→ **Exercise objective**:
Please copy every line of the data in which the string "JSON" appears.

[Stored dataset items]
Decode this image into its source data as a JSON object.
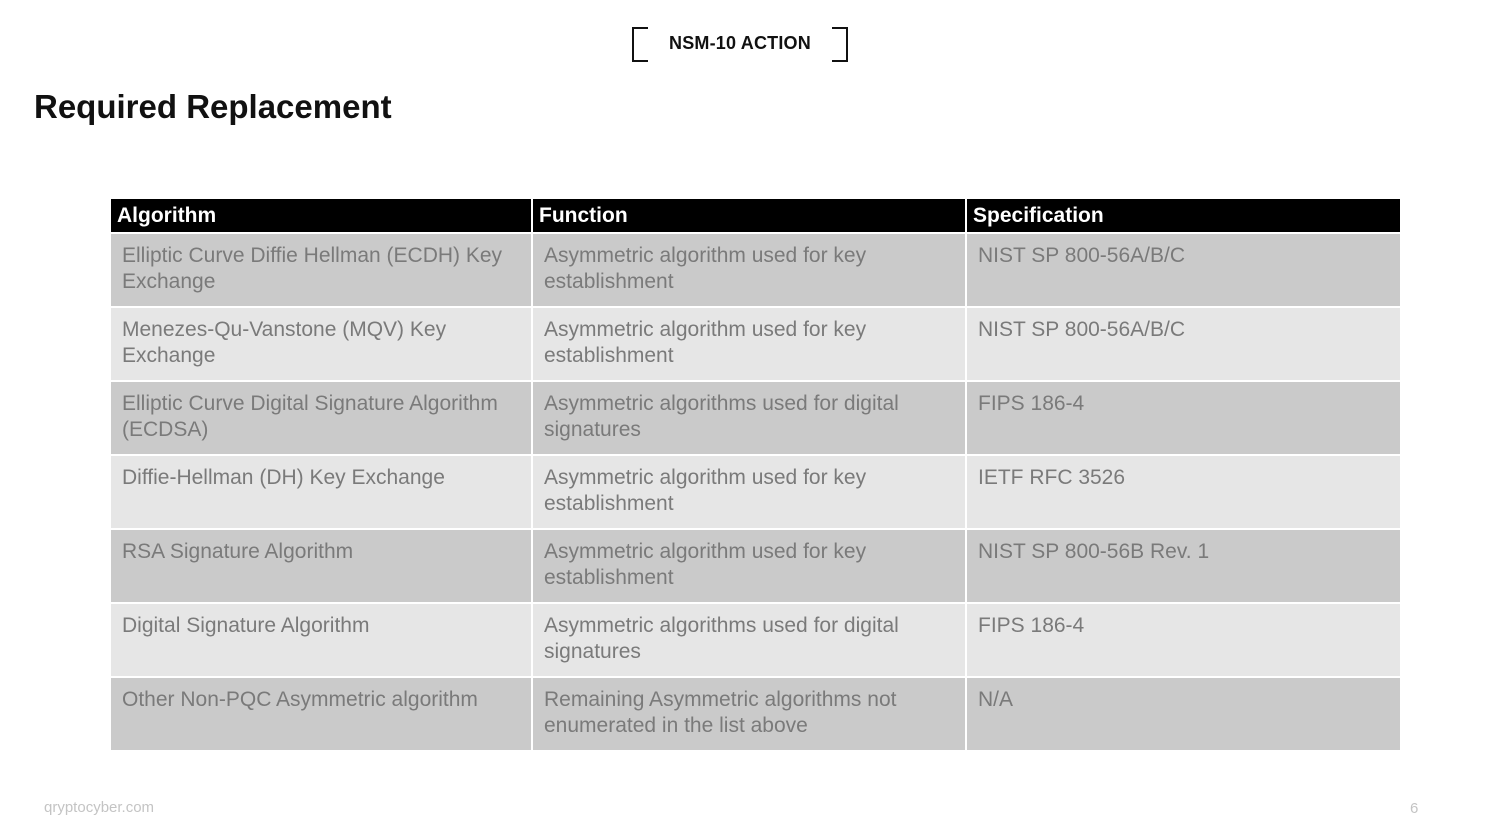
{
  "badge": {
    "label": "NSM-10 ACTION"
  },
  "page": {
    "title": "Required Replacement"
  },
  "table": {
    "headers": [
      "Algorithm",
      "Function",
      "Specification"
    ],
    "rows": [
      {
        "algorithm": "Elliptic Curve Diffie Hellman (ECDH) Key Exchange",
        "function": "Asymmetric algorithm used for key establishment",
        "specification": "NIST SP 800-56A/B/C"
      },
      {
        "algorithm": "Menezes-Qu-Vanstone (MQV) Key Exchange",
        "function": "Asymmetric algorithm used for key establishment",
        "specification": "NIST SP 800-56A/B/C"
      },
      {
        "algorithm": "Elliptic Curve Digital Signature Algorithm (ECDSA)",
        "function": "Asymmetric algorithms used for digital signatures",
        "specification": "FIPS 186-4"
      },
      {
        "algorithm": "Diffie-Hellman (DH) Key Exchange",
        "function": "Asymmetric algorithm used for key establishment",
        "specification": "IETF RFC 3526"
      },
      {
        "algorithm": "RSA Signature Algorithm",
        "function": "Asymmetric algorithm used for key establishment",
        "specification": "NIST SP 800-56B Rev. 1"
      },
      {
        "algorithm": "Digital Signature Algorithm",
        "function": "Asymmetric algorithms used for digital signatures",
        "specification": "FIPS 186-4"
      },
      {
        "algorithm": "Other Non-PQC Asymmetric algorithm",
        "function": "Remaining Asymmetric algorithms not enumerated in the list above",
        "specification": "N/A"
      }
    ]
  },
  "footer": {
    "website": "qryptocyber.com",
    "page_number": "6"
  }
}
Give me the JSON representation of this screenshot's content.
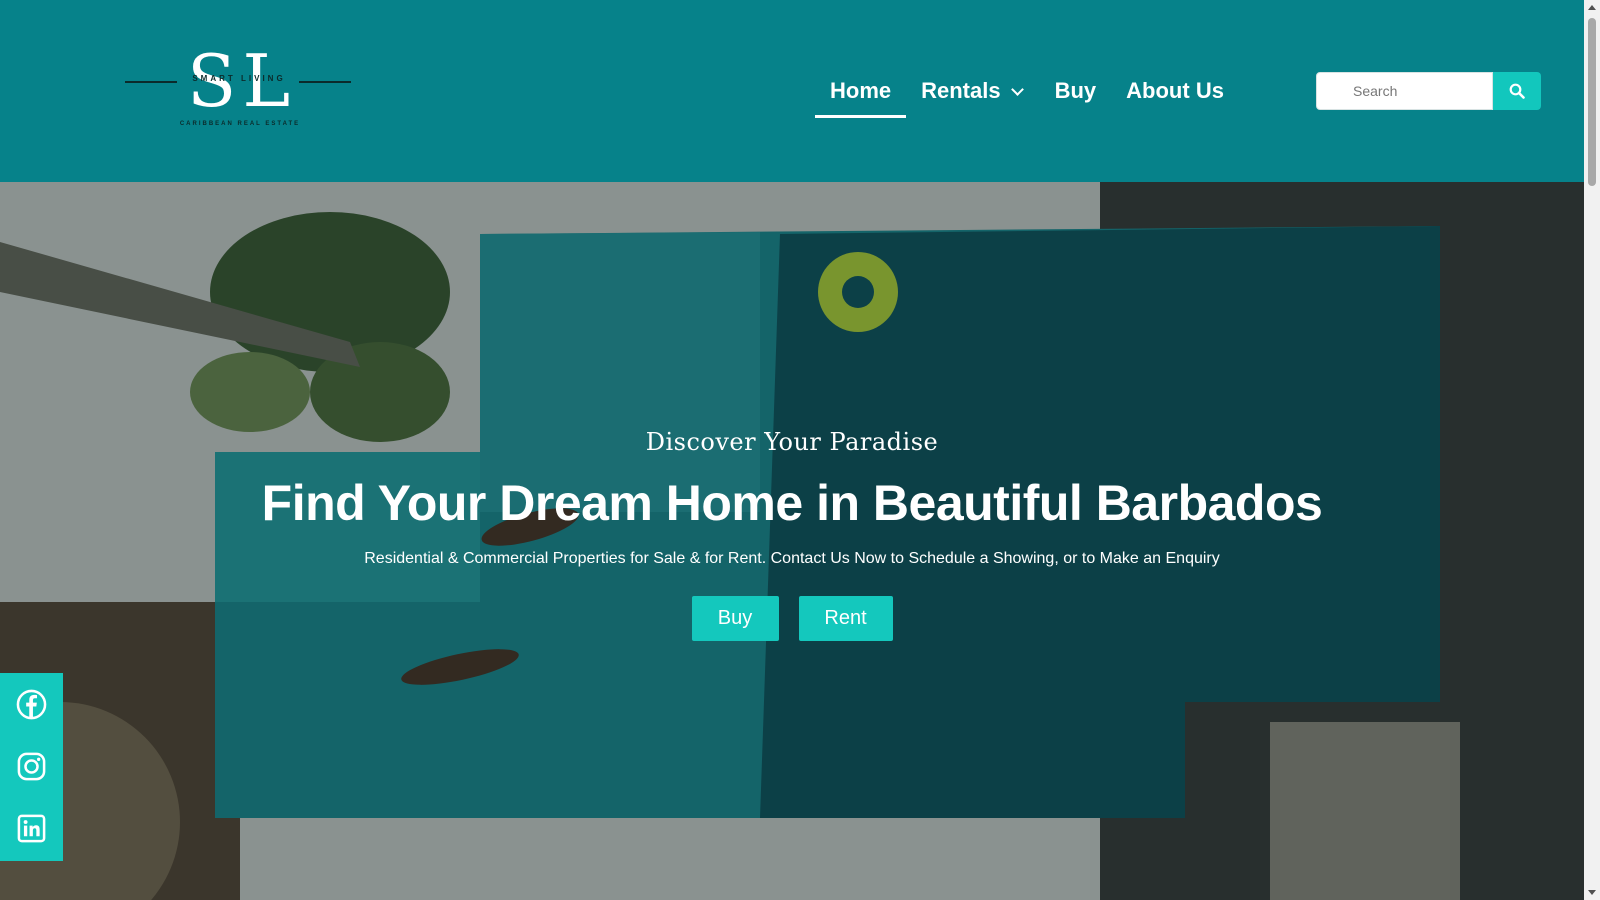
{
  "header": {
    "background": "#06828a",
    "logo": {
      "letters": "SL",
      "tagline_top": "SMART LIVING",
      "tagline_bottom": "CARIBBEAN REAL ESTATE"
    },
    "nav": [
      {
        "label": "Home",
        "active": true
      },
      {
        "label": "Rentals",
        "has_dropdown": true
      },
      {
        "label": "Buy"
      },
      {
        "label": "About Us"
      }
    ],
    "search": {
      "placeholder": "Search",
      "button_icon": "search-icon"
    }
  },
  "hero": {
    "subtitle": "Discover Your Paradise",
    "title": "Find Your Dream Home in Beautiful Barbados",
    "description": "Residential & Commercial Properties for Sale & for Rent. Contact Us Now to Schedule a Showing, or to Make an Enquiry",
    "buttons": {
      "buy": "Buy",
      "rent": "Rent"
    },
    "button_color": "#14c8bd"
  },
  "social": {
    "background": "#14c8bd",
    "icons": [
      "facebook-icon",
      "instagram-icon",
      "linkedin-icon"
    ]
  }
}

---

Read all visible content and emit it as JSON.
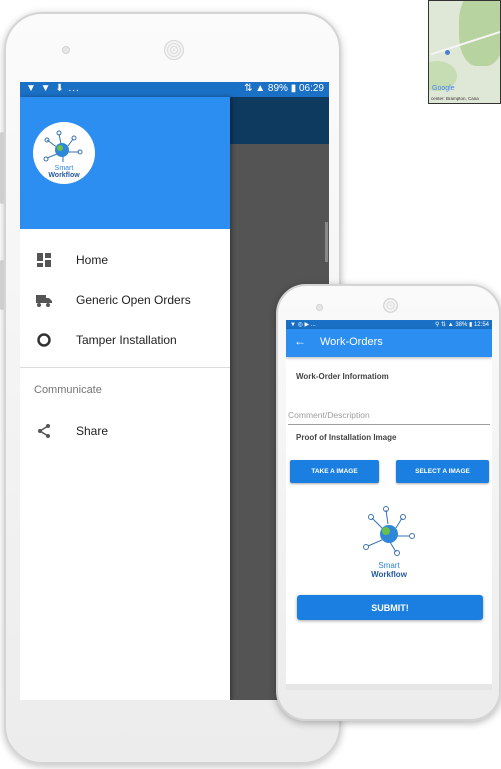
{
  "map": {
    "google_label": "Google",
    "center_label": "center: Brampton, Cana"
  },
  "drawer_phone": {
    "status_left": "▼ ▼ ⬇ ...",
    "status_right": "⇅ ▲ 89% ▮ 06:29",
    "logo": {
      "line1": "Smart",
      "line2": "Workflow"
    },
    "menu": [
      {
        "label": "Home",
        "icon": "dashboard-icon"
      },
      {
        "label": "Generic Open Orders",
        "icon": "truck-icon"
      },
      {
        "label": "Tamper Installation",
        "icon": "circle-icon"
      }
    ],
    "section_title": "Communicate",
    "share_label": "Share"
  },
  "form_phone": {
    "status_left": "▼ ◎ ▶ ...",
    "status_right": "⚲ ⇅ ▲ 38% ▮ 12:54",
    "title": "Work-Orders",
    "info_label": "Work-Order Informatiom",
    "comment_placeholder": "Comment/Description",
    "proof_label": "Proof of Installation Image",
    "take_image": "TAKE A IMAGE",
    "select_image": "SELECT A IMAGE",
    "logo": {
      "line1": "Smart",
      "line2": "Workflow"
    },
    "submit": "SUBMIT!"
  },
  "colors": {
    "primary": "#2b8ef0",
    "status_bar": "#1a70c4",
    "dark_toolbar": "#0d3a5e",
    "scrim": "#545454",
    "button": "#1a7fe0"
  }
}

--

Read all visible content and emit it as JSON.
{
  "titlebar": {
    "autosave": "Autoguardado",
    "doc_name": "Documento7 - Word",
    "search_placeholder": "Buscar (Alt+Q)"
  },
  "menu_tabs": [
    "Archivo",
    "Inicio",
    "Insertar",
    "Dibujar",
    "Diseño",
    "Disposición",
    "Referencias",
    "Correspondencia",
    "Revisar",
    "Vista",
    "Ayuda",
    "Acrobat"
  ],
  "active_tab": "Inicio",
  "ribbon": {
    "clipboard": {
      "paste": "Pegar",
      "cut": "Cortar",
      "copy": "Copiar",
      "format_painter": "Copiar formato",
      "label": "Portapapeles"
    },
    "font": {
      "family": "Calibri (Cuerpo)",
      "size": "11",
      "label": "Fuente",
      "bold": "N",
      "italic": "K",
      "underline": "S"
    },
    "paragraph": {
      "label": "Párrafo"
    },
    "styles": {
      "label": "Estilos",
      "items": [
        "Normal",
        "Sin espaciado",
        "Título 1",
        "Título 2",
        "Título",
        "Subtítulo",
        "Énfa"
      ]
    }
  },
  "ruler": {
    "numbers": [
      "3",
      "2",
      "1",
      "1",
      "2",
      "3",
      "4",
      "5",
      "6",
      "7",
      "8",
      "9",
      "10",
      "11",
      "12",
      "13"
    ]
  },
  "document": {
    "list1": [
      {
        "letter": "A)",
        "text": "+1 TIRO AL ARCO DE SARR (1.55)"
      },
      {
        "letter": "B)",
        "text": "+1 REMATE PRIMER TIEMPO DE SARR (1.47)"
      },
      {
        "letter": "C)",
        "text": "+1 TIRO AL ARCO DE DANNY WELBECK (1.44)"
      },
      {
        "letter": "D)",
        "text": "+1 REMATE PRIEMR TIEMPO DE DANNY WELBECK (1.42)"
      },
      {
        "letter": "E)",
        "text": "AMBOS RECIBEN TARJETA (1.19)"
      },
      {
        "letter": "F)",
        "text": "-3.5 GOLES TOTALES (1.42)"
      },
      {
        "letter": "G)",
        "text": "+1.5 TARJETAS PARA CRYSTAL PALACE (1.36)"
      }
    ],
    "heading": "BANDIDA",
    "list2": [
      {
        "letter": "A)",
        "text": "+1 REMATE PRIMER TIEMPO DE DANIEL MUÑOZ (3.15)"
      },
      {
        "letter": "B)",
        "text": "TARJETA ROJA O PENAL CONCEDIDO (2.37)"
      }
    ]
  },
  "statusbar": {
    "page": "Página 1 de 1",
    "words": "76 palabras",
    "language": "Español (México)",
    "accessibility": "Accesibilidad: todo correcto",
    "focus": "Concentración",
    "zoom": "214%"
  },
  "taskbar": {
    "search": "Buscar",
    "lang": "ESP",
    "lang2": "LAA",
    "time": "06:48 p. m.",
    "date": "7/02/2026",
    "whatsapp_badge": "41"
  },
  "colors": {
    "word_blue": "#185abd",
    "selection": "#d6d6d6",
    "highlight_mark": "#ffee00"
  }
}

→ **Written response**:
Decode this image into its source data as a JSON object.
Give me the JSON representation of this screenshot's content.
Read all visible content and emit it as JSON.
Read all visible content and emit it as JSON.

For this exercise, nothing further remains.